Walnut (Black Walnut): While its primary native region is the Midwest and east-central United States, the black walnut was introduced into Europe in 1629. Black walnut is more resistant to frost than the English or Persian walnut. Nutritionally, it is similar to the milder-tasting English walnut, but the black walnut kernel is high in unsaturated fat and protein. The tree is prized for its wood, dye, and nut.

Wild Rice: This grain is harvested from a grass historically gathered and eaten in both North America and China. Wild rice is NOT directly related to Asian rice, although they are close cousins. Several Native American cultures, such as the Ojibwa, consider wild rice to be a sacred component in their culture. The rice is harvested with a canoe: one person vans (or "knocks") rice into the canoe with two small poles (called "knockers" or "flails") while the other paddles slowly or uses a push pole. For these groups, this harvest is an important cultural (and often economic) event. The Ojibwe named “manoomin” for the neighboring Omanoominii (Menominee, who refer to themselves Mamaceqtaw). Many places are named after this plant, including Mahnomen, Minnesota, Menomonie. The plants grow in shallow water in small lakes and slow-flowing streams; often, only the flowering head of wild rice rises above the water.
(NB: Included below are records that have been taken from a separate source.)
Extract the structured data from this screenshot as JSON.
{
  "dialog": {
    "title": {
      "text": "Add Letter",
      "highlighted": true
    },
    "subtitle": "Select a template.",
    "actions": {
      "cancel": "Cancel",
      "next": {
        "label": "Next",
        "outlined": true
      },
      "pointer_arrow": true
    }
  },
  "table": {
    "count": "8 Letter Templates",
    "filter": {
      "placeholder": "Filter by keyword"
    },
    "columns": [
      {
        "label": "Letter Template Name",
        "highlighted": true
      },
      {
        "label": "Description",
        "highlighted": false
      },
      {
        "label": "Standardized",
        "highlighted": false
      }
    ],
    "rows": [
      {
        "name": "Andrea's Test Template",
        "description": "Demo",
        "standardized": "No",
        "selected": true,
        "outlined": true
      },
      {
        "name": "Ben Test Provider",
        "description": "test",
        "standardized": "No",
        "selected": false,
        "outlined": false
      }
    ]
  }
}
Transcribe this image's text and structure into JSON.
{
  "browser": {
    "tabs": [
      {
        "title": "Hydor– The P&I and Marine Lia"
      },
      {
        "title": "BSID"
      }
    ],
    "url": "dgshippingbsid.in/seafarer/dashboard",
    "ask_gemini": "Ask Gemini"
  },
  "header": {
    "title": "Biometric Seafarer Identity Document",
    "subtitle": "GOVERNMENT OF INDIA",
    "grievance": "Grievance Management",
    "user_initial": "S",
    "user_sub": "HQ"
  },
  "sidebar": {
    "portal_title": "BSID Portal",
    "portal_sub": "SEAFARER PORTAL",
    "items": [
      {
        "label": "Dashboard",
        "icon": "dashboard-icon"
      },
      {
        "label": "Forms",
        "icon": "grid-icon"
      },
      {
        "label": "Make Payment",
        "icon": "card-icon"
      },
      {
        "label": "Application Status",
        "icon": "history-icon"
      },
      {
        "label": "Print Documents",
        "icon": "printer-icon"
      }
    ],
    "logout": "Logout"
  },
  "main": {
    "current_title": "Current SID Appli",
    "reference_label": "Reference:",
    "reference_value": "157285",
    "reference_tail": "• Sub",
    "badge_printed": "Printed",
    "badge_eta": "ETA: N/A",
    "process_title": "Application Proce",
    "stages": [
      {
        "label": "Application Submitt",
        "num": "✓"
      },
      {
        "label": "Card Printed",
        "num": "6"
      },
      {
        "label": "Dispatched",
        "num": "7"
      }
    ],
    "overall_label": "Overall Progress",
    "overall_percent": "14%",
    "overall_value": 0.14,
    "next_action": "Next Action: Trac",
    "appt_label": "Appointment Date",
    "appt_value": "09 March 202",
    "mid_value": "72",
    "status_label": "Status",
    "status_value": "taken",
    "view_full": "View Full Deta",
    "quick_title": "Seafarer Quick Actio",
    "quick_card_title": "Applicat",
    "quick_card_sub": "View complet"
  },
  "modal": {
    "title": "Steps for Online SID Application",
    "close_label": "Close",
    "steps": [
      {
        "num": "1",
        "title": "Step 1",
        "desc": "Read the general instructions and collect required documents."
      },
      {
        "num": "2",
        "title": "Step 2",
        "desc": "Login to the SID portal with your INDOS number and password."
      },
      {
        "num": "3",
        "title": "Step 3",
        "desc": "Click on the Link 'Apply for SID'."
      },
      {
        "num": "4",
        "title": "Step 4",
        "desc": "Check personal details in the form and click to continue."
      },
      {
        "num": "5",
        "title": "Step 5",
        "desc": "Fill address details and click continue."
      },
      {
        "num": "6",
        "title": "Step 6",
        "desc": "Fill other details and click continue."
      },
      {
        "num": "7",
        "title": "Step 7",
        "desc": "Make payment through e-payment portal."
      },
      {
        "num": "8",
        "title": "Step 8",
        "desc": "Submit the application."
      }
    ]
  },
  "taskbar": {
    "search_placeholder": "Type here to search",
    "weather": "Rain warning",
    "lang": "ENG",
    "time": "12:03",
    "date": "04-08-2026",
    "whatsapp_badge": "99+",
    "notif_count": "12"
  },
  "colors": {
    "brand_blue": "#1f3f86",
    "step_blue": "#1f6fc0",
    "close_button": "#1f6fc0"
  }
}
Wild rice is high in protein, the amino acid lysine, dietary fiber, and low in fat.

Yucca: Cassava. Background.

Ancient Food Born Again